Saturday, 8 March 2014

A lesson in language

Recreation centre, Yirrkala.
As an English speaker it is far too simple to overlook the importance of other languages. We are ‘lucky’ in having English as our first language—it’s global and it’s dominant, but what are the consequences of enforcing this presumed dominance on others? And more importantly what are we missing by adopting this mindset?

Pre-colonisation, the nation, now known as Australia, was home to several hundred Indigenous Nations, each with its own language, identity and its own lore. Over the last 225 years, Australia, to its detriment, has seen a significant loss of these languages—every year more are lost and the knowledge with them. Christine Nicholls, among others, has written extensively about this – you will find some articles on The Conversation (and you can see my somewhat heated debate with an eighty-four year old man).

Language is intrinsic in gaining a deeper understanding of a given culture and being in Arnhem Land has brought this to light. I will put my hand up and state that I am a complete novice when it comes to speaking Yolngu Matha (Matha being a term to cover the variety of Yolngu languages spoken in Arnhem Land), but what I am is willing to learn. Not only would learning Yongu words allow me to understand the culture at a more significant level, it would also provide me with the skill to converse with Yolngu people and connect with them on a personal level, therefore enabling me to immerse myself in the culture more richly. Some aspects of culture and language do not translate into English and like understanding Yolngu moieties, understanding Yolngu Matha can help close this gap. Of course, there are some aspects of Yolngu Matha that I am not privy to, and nor should I be, but that doesn’t lessen the importance of understanding the traditional tongue.
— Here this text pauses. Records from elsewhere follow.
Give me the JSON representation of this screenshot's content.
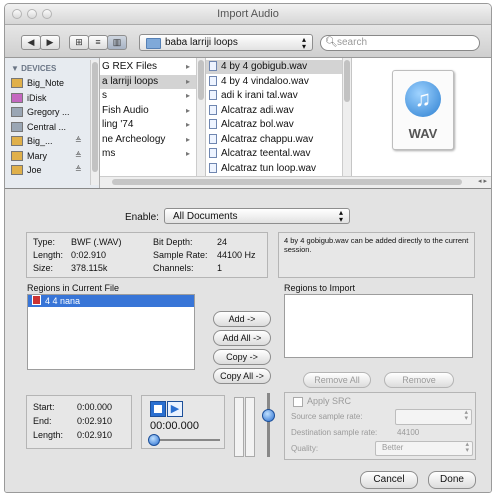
{
  "window": {
    "title": "Import Audio"
  },
  "toolbar": {
    "back_icon": "back-arrow-icon",
    "forward_icon": "forward-arrow-icon",
    "location": "baba larriji loops",
    "search_placeholder": "search"
  },
  "sidebar": {
    "header": "DEVICES",
    "items": [
      {
        "label": "Big_Note",
        "icon": "disk-icon",
        "eject": ""
      },
      {
        "label": "iDisk",
        "icon": "idisk-icon",
        "eject": ""
      },
      {
        "label": "Gregory ...",
        "icon": "computer-icon",
        "eject": ""
      },
      {
        "label": "Central ...",
        "icon": "computer-icon",
        "eject": ""
      },
      {
        "label": "Big_...",
        "icon": "disk-icon",
        "eject": "≜"
      },
      {
        "label": "Mary",
        "icon": "disk-icon",
        "eject": "≜"
      },
      {
        "label": "Joe",
        "icon": "disk-icon",
        "eject": "≜"
      }
    ]
  },
  "column1": {
    "items": [
      {
        "label": "G REX Files",
        "arrow": "▸"
      },
      {
        "label": "a larriji loops",
        "arrow": "▸"
      },
      {
        "label": "s",
        "arrow": "▸"
      },
      {
        "label": "Fish Audio",
        "arrow": "▸"
      },
      {
        "label": "ling '74",
        "arrow": "▸"
      },
      {
        "label": "ne Archeology",
        "arrow": "▸"
      },
      {
        "label": "ms",
        "arrow": "▸"
      }
    ]
  },
  "column2": {
    "items": [
      {
        "label": "4 by 4 gobigub.wav"
      },
      {
        "label": "4 by 4 vindaloo.wav"
      },
      {
        "label": "adi k irani tal.wav"
      },
      {
        "label": "Alcatraz adi.wav"
      },
      {
        "label": "Alcatraz bol.wav"
      },
      {
        "label": "Alcatraz chappu.wav"
      },
      {
        "label": "Alcatraz teental.wav"
      },
      {
        "label": "Alcatraz tun loop.wav"
      }
    ]
  },
  "preview": {
    "badge": "WAV"
  },
  "enable": {
    "label": "Enable:",
    "value": "All Documents"
  },
  "info": {
    "type_label": "Type:",
    "type_value": "BWF (.WAV)",
    "length_label": "Length:",
    "length_value": "0:02.910",
    "size_label": "Size:",
    "size_value": "378.115k",
    "bitdepth_label": "Bit Depth:",
    "bitdepth_value": "24",
    "samplerate_label": "Sample Rate:",
    "samplerate_value": "44100 Hz",
    "channels_label": "Channels:",
    "channels_value": "1",
    "message": "4 by 4 gobigub.wav can be added directly to the current session."
  },
  "regions_current": {
    "label": "Regions in Current File",
    "items": [
      "4 4 nana"
    ]
  },
  "regions_import": {
    "label": "Regions to Import"
  },
  "buttons": {
    "add": "Add ->",
    "add_all": "Add All ->",
    "copy": "Copy ->",
    "copy_all": "Copy All ->",
    "remove_all": "Remove All",
    "remove": "Remove",
    "cancel": "Cancel",
    "done": "Done"
  },
  "region_info": {
    "start_label": "Start:",
    "start_value": "0:00.000",
    "end_label": "End:",
    "end_value": "0:02.910",
    "length_label": "Length:",
    "length_value": "0:02.910"
  },
  "transport": {
    "time": "00:00.000"
  },
  "src": {
    "apply_label": "Apply SRC",
    "source_rate_label": "Source sample rate:",
    "dest_rate_label": "Destination sample rate:",
    "dest_rate_value": "44100",
    "quality_label": "Quality:",
    "quality_value": "Better"
  }
}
There is also an element of authority and dominance in enforcing the use of English in a place where it is not necessarily the first language of many—many Yolngu people speak two, three, sometimes four languages, English being their fifth.

I hear stories of peoples’ travels to France and how unaccommodating the French are to people who butcher their language—and I think, well, why not? Why as English speaking Westerners do we presume that everyone should speak our language? Where is the harm in learning the basics, at a minimum?

I have been schooled multiple times in the past week on speaking Yolngu words properly and it is through these lessons that I have come to understand the dominant nature of English. As all readers, I put my prior understanding of letter sounds to the forefront of my mind and pronounce words with this mindset—and I couldn’t be more wrong. There are some combinations that are uncommon in English, others that have simply been written down in a poor phonetic translation and further still, others have been pronounced incorrectly to me in the first instance.

There is a skill in adopting a new language, any new language, and it has huge cognitive benefits. I have become increasingly aware of the shape and movement of my tongue when forming new, well any words, really. And, yet, there seems to be a certain level of taboo, denial and outright disrespect in learning Indigenous languages. Languages that hold a beauty as iconic as the sound of a twanging banjo; lyrical slices of cake that grab you by the gullet and can tell you so much more about this country called Australia.

A romanticised fascination is incited about learning European languages and it strikes me that at the prospect of overseas travel we will go and pick up a copy of Lonely Planet with a language guide, but we are don’t consider learning languages available in our own backyard. Odd, no?

Thursday, 6 March 2014

The Hog Shed

A mishmash of musicians jamming in shed, it doesn’t get better than this—musically speaking. You can have talent defying the four colorbond walls, shaking the foundation and sending the trees into a frenzy or you can have skill the size of my left pinky finger – it doesn’t matter – all and sundry are welcome to get up and let their soul soar through the medium of music.

The atmosphere is electric with plastic chairs and tables under the shade of native trees; buffalo horns mounted on the wall; a fridge with cartoon graffiti; locally speared succulent crayfish cooking on the barbie, drizzled with garlic butter; a gangly-legged dingo pup finding his feet amongst the staid mutts lying about; a makeshift stage as inviting as the last pub stool in the front bar. Perfection. Disharmony in Feng Shui equals harmony in the general air of bonding with and/or playing music.

Bold bluesy numbers reverberate throughout the sandy industrial lot enticing foot tapping and head-bobbing, and a merry sing-a-long, too. Classic tunes are made over and built on for the love of what musicians do and the simple power of music. And just when you think you know all the tracks echoing through the land, a gentle voiced songstress graces the stage with folk inspired renditions of past decades’ best hits. The Beatles’ tunes played solely on a flute and a guitar before someone voluntarily jumps on stage and adds a bit of bass— and why not make it a slap bass, just for the hell of it?

If in Arnhem Land – no, when in Arnhem Land –  you must visit The Hog Shed on a Sunday night; the perfect way to close your weekend and start your week fresh.